- PROMPT
Tell how many lines in the following entries include the word "有限合伙", giving the figure alone.

· · · · ·

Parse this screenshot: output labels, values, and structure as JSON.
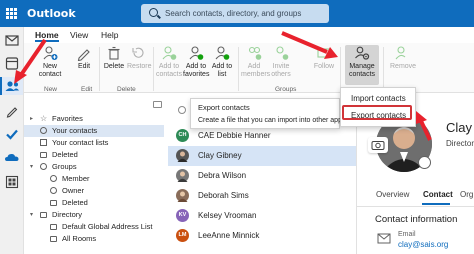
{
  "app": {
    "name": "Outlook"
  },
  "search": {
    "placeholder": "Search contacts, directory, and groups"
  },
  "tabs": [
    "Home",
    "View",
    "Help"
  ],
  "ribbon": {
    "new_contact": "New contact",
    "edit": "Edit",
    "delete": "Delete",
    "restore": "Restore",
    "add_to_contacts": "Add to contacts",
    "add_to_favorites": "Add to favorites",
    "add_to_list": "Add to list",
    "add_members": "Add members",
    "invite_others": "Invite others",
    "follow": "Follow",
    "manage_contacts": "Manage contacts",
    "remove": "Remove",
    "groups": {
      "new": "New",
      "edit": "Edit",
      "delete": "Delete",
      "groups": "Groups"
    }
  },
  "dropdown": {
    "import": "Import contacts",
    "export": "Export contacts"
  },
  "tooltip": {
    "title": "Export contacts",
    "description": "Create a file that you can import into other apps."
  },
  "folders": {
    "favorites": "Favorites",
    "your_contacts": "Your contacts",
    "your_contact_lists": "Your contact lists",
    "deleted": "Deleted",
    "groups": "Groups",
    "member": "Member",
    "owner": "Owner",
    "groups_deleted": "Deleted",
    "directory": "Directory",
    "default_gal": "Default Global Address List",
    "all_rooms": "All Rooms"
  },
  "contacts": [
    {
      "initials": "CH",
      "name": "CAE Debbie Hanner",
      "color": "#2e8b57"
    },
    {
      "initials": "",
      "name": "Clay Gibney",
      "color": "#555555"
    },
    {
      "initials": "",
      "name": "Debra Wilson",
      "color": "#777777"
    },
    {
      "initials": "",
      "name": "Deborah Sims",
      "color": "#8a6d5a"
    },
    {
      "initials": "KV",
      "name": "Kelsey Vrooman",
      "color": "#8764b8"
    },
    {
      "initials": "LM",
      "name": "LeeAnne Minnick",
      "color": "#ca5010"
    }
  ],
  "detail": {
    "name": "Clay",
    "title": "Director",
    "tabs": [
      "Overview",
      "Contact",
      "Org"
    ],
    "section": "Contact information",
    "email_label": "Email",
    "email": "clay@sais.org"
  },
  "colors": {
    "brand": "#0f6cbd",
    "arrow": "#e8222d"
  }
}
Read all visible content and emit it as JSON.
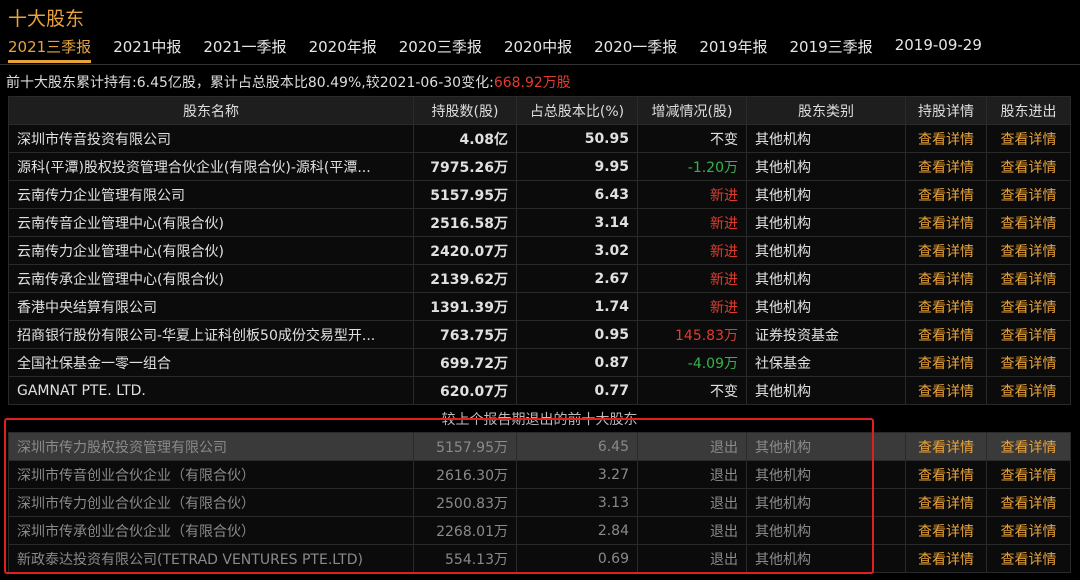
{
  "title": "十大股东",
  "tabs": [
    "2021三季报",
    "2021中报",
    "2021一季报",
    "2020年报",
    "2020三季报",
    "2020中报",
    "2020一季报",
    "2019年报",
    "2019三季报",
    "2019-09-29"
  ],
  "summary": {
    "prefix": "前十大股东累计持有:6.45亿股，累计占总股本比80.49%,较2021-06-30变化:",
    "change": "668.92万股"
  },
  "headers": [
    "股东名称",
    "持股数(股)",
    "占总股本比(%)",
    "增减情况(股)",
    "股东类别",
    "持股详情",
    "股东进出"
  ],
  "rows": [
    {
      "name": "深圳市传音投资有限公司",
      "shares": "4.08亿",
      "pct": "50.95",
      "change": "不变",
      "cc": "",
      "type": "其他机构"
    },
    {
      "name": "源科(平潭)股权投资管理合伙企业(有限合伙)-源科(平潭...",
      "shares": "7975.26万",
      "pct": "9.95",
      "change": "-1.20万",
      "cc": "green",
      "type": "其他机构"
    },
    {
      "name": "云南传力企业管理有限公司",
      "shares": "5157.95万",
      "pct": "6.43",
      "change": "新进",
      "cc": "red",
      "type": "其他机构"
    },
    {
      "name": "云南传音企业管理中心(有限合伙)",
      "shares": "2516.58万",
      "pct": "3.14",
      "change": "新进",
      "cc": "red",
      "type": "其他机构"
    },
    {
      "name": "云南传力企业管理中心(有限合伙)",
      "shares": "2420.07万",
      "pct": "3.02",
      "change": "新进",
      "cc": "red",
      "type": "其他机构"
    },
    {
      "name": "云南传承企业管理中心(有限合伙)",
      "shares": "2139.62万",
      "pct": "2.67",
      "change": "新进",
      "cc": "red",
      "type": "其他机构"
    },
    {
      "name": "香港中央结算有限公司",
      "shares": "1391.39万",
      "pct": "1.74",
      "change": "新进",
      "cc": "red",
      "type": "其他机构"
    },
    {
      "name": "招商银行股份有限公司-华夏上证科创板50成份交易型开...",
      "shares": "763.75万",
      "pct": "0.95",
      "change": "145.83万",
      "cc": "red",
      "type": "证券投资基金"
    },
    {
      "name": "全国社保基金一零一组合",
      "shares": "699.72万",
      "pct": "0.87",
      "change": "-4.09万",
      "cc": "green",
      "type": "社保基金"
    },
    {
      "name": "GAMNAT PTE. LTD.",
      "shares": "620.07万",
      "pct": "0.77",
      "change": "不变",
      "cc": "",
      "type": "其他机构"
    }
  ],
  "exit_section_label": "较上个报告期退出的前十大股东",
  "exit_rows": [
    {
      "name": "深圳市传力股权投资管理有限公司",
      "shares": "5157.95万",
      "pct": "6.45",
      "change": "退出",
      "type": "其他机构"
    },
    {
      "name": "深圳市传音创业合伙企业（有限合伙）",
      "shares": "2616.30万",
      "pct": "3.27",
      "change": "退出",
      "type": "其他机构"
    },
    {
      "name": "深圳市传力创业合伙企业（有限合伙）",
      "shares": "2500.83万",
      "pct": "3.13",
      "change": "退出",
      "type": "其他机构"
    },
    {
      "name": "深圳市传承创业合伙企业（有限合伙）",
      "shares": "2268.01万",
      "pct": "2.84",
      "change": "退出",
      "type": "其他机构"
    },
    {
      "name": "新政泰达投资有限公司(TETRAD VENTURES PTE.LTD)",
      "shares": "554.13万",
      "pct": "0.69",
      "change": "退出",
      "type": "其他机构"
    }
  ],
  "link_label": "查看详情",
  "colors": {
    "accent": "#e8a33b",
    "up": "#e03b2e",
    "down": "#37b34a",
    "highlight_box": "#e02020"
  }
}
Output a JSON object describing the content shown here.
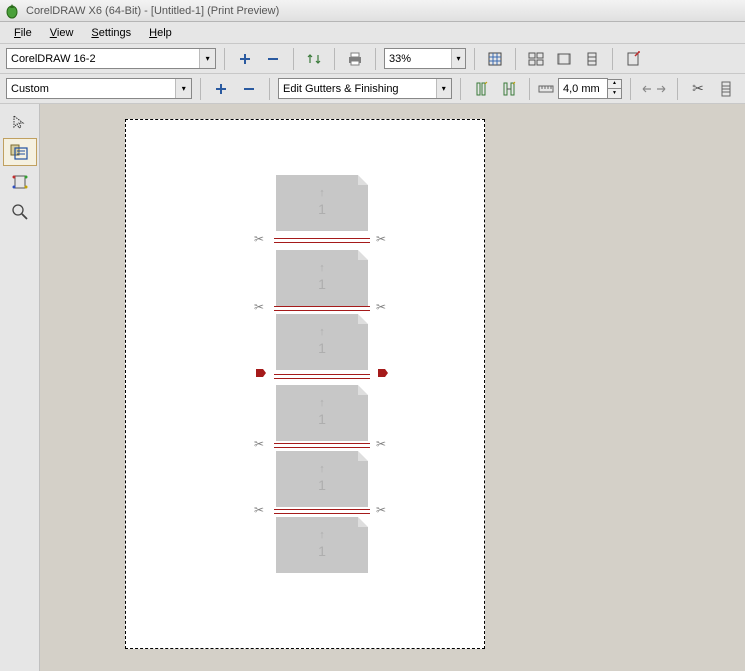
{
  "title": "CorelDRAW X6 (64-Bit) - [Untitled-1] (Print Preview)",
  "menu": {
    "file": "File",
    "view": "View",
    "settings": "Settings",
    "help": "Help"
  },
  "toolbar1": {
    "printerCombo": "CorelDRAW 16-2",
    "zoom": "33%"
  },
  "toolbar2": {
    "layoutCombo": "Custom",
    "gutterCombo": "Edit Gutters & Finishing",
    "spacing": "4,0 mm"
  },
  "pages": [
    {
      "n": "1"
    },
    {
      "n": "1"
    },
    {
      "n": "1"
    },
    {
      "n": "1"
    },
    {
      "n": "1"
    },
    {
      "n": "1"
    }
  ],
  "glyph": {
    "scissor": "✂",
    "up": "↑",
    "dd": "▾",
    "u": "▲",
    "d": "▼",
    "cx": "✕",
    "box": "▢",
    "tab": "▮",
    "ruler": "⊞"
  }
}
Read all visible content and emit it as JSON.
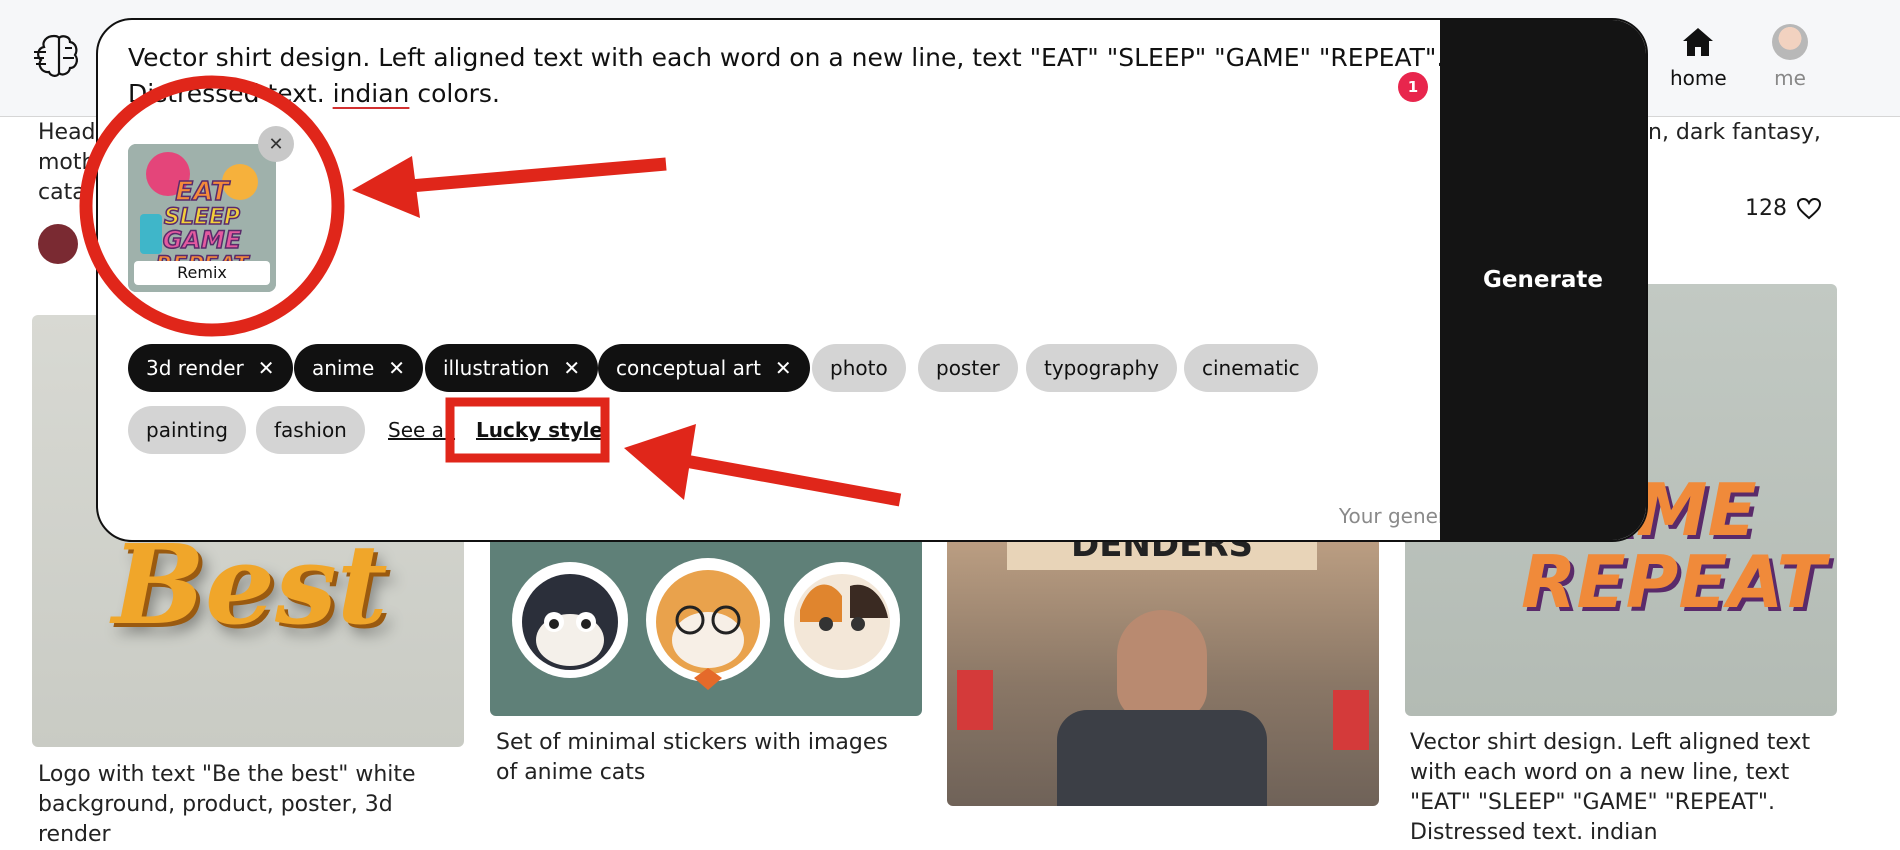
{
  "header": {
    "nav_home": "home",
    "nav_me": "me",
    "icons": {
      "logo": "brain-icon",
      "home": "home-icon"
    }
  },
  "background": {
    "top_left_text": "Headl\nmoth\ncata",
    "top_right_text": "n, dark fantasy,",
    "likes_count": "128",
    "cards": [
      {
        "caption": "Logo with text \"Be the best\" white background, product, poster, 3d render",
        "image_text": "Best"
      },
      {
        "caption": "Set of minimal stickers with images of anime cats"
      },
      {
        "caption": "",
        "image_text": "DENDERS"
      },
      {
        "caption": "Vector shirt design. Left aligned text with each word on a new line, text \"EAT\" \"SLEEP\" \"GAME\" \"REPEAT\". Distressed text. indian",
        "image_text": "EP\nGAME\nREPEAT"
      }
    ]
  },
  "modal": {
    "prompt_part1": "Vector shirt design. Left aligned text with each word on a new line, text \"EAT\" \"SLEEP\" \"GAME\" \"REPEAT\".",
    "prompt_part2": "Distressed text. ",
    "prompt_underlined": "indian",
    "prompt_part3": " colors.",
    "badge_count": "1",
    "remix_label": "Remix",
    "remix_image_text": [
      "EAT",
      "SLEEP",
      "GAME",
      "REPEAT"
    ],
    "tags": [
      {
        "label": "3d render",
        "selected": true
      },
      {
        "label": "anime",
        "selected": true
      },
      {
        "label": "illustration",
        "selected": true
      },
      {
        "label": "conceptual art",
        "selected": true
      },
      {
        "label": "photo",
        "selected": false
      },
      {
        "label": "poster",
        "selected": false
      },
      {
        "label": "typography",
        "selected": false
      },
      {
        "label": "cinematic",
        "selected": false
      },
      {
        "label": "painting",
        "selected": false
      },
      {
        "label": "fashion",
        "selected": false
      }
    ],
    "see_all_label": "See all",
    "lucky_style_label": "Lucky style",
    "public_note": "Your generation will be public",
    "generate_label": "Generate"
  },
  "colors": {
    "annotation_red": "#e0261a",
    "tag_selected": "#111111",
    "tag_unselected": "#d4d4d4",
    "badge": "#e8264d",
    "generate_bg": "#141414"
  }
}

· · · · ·

- OUTPUT
7